The whole listing below should be retyped exactly, without any images.

>>

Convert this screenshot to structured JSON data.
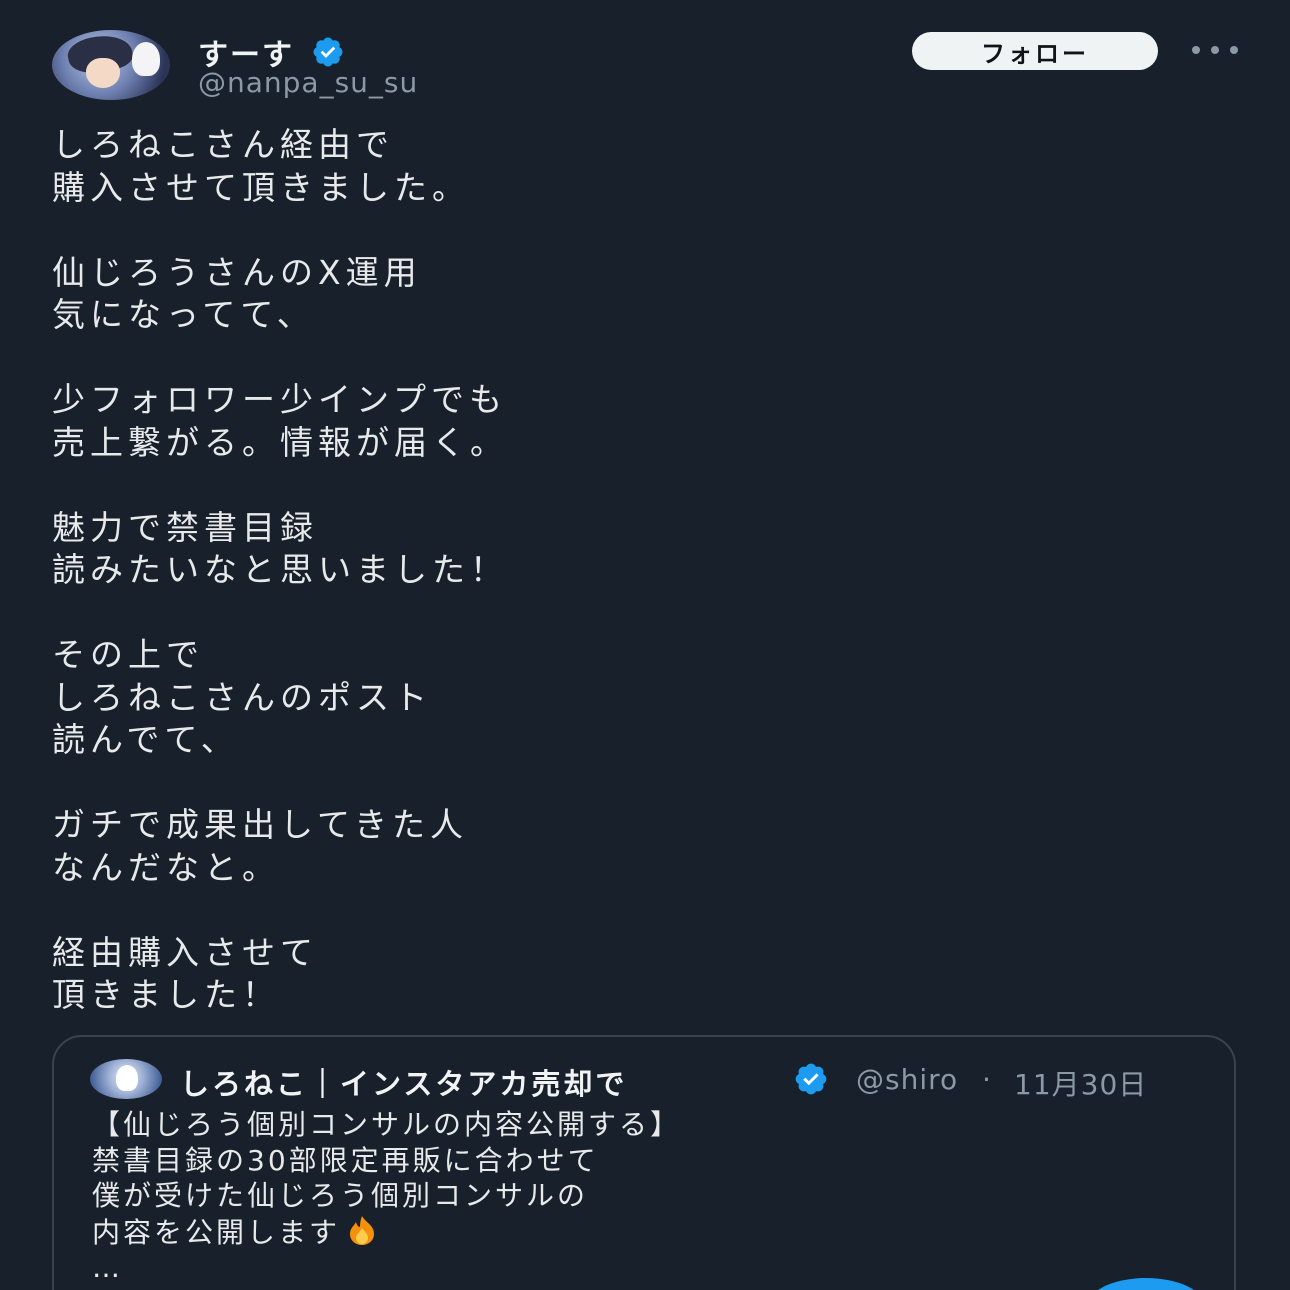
{
  "author": {
    "display_name": "すーす",
    "handle": "@nanpa_su_su",
    "verified": true
  },
  "follow_button_label": "フォロー",
  "more_icon": "more-horizontal-icon",
  "tweet_paragraphs": [
    "しろねこさん経由で\n購入させて頂きました。",
    "仙じろうさんのX運用\n気になってて、",
    "少フォロワー少インプでも\n売上繋がる。情報が届く。",
    "魅力で禁書目録\n読みたいなと思いました！",
    "その上で\nしろねこさんのポスト\n読んでて、",
    "ガチで成果出してきた人\nなんだなと。",
    "経由購入させて\n頂きました！"
  ],
  "quoted_tweet": {
    "display_name": "しろねこ｜インスタアカ売却で",
    "handle": "@shiro",
    "separator": "·",
    "date": "11月30日",
    "lines": [
      "【仙じろう個別コンサルの内容公開する】",
      "禁書目録の30部限定再販に合わせて",
      "僕が受けた仙じろう個別コンサルの",
      "内容を公開します",
      "…"
    ],
    "emoji": "fire-icon"
  },
  "colors": {
    "background": "#17202b",
    "text": "#e7e9ea",
    "muted": "#8b98a5",
    "verified_blue": "#1d9bf0",
    "follow_bg": "#eff3f4",
    "border": "#38444d"
  }
}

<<

[Solution for this problem]
Convert this screenshot to structured JSON data.
{
  "author": {
    "display_name": "すーす",
    "handle": "@nanpa_su_su",
    "verified": true
  },
  "follow_button_label": "フォロー",
  "more_icon": "more-horizontal-icon",
  "tweet_paragraphs": [
    "しろねこさん経由で\n購入させて頂きました。",
    "仙じろうさんのX運用\n気になってて、",
    "少フォロワー少インプでも\n売上繋がる。情報が届く。",
    "魅力で禁書目録\n読みたいなと思いました！",
    "その上で\nしろねこさんのポスト\n読んでて、",
    "ガチで成果出してきた人\nなんだなと。",
    "経由購入させて\n頂きました！"
  ],
  "quoted_tweet": {
    "display_name": "しろねこ｜インスタアカ売却で",
    "handle": "@shiro",
    "separator": "·",
    "date": "11月30日",
    "lines": [
      "【仙じろう個別コンサルの内容公開する】",
      "禁書目録の30部限定再販に合わせて",
      "僕が受けた仙じろう個別コンサルの",
      "内容を公開します",
      "…"
    ],
    "emoji": "fire-icon"
  },
  "colors": {
    "background": "#17202b",
    "text": "#e7e9ea",
    "muted": "#8b98a5",
    "verified_blue": "#1d9bf0",
    "follow_bg": "#eff3f4",
    "border": "#38444d"
  }
}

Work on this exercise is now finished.